The task — Give the data below again, word for word.

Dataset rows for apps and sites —
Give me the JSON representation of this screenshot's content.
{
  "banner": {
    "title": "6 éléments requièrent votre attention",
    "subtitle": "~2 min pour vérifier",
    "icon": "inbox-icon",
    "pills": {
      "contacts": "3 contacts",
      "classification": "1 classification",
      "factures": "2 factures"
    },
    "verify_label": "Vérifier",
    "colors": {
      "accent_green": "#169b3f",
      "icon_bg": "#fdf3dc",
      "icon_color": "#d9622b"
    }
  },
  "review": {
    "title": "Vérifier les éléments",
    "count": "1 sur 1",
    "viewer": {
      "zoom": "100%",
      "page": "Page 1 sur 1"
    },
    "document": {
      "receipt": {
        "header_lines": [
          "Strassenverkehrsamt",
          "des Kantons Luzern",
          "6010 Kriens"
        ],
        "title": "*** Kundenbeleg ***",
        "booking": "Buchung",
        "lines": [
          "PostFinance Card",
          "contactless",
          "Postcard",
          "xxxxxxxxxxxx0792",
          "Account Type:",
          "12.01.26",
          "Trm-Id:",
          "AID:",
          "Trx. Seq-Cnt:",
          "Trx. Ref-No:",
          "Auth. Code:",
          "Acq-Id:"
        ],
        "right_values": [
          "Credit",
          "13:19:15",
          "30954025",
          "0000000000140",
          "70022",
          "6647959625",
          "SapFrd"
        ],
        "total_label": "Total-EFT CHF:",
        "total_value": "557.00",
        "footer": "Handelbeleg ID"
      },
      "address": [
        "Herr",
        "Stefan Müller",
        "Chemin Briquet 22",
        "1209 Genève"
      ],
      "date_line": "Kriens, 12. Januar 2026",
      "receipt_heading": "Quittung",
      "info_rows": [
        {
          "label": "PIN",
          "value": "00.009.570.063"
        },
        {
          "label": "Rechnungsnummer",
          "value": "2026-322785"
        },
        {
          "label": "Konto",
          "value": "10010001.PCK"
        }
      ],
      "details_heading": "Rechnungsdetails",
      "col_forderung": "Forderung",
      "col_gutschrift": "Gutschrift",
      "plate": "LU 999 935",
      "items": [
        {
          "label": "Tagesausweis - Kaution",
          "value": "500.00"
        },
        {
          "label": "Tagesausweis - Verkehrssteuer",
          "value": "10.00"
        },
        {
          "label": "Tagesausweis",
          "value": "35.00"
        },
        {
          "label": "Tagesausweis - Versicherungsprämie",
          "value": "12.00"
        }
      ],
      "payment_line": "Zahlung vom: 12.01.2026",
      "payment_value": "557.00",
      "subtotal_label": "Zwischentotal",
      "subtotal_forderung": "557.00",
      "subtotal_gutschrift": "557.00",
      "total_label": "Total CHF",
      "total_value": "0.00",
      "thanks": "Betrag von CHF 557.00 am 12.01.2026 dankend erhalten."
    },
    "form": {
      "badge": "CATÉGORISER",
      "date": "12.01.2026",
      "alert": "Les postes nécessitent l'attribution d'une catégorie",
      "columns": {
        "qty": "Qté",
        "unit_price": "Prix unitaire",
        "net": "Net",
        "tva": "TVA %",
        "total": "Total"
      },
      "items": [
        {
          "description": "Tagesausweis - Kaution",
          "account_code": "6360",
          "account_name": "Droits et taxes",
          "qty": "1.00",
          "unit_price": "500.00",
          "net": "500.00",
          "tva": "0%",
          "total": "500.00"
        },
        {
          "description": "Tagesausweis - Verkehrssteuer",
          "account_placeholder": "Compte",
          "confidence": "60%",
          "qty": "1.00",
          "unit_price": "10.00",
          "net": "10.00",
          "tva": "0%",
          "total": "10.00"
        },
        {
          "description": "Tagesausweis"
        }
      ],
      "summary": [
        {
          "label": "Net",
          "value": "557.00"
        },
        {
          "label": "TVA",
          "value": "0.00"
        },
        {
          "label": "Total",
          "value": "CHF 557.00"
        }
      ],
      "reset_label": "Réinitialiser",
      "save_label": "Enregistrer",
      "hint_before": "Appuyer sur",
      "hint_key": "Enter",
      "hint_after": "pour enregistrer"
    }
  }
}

Response to the task —
Give me the JSON representation of this screenshot's content.
{
  "banner": {
    "title": "6 éléments requièrent votre attention",
    "subtitle": "~2 min pour vérifier",
    "icon": "inbox-icon",
    "pills": {
      "contacts": "3 contacts",
      "classification": "1 classification",
      "factures": "2 factures"
    },
    "verify_label": "Vérifier",
    "colors": {
      "accent_green": "#169b3f",
      "icon_bg": "#fdf3dc",
      "icon_color": "#d9622b"
    }
  },
  "review": {
    "title": "Vérifier les éléments",
    "count": "1 sur 1",
    "viewer": {
      "zoom": "100%",
      "page": "Page 1 sur 1"
    },
    "document": {
      "receipt": {
        "header_lines": [
          "Strassenverkehrsamt",
          "des Kantons Luzern",
          "6010 Kriens"
        ],
        "title": "*** Kundenbeleg ***",
        "booking": "Buchung",
        "lines": [
          "PostFinance Card",
          "contactless",
          "Postcard",
          "xxxxxxxxxxxx0792",
          "Account Type:",
          "12.01.26",
          "Trm-Id:",
          "AID:",
          "Trx. Seq-Cnt:",
          "Trx. Ref-No:",
          "Auth. Code:",
          "Acq-Id:"
        ],
        "right_values": [
          "Credit",
          "13:19:15",
          "30954025",
          "0000000000140",
          "70022",
          "6647959625",
          "SapFrd"
        ],
        "total_label": "Total-EFT CHF:",
        "total_value": "557.00",
        "footer": "Handelbeleg ID"
      },
      "address": [
        "Herr",
        "Stefan Müller",
        "Chemin Briquet 22",
        "1209 Genève"
      ],
      "date_line": "Kriens, 12. Januar 2026",
      "receipt_heading": "Quittung",
      "info_rows": [
        {
          "label": "PIN",
          "value": "00.009.570.063"
        },
        {
          "label": "Rechnungsnummer",
          "value": "2026-322785"
        },
        {
          "label": "Konto",
          "value": "10010001.PCK"
        }
      ],
      "details_heading": "Rechnungsdetails",
      "col_forderung": "Forderung",
      "col_gutschrift": "Gutschrift",
      "plate": "LU 999 935",
      "items": [
        {
          "label": "Tagesausweis - Kaution",
          "value": "500.00"
        },
        {
          "label": "Tagesausweis - Verkehrssteuer",
          "value": "10.00"
        },
        {
          "label": "Tagesausweis",
          "value": "35.00"
        },
        {
          "label": "Tagesausweis - Versicherungsprämie",
          "value": "12.00"
        }
      ],
      "payment_line": "Zahlung vom: 12.01.2026",
      "payment_value": "557.00",
      "subtotal_label": "Zwischentotal",
      "subtotal_forderung": "557.00",
      "subtotal_gutschrift": "557.00",
      "total_label": "Total CHF",
      "total_value": "0.00",
      "thanks": "Betrag von CHF 557.00 am 12.01.2026 dankend erhalten."
    },
    "form": {
      "badge": "CATÉGORISER",
      "date": "12.01.2026",
      "alert": "Les postes nécessitent l'attribution d'une catégorie",
      "columns": {
        "qty": "Qté",
        "unit_price": "Prix unitaire",
        "net": "Net",
        "tva": "TVA %",
        "total": "Total"
      },
      "items": [
        {
          "description": "Tagesausweis - Kaution",
          "account_code": "6360",
          "account_name": "Droits et taxes",
          "qty": "1.00",
          "unit_price": "500.00",
          "net": "500.00",
          "tva": "0%",
          "total": "500.00"
        },
        {
          "description": "Tagesausweis - Verkehrssteuer",
          "account_placeholder": "Compte",
          "confidence": "60%",
          "qty": "1.00",
          "unit_price": "10.00",
          "net": "10.00",
          "tva": "0%",
          "total": "10.00"
        },
        {
          "description": "Tagesausweis"
        }
      ],
      "summary": [
        {
          "label": "Net",
          "value": "557.00"
        },
        {
          "label": "TVA",
          "value": "0.00"
        },
        {
          "label": "Total",
          "value": "CHF 557.00"
        }
      ],
      "reset_label": "Réinitialiser",
      "save_label": "Enregistrer",
      "hint_before": "Appuyer sur",
      "hint_key": "Enter",
      "hint_after": "pour enregistrer"
    }
  }
}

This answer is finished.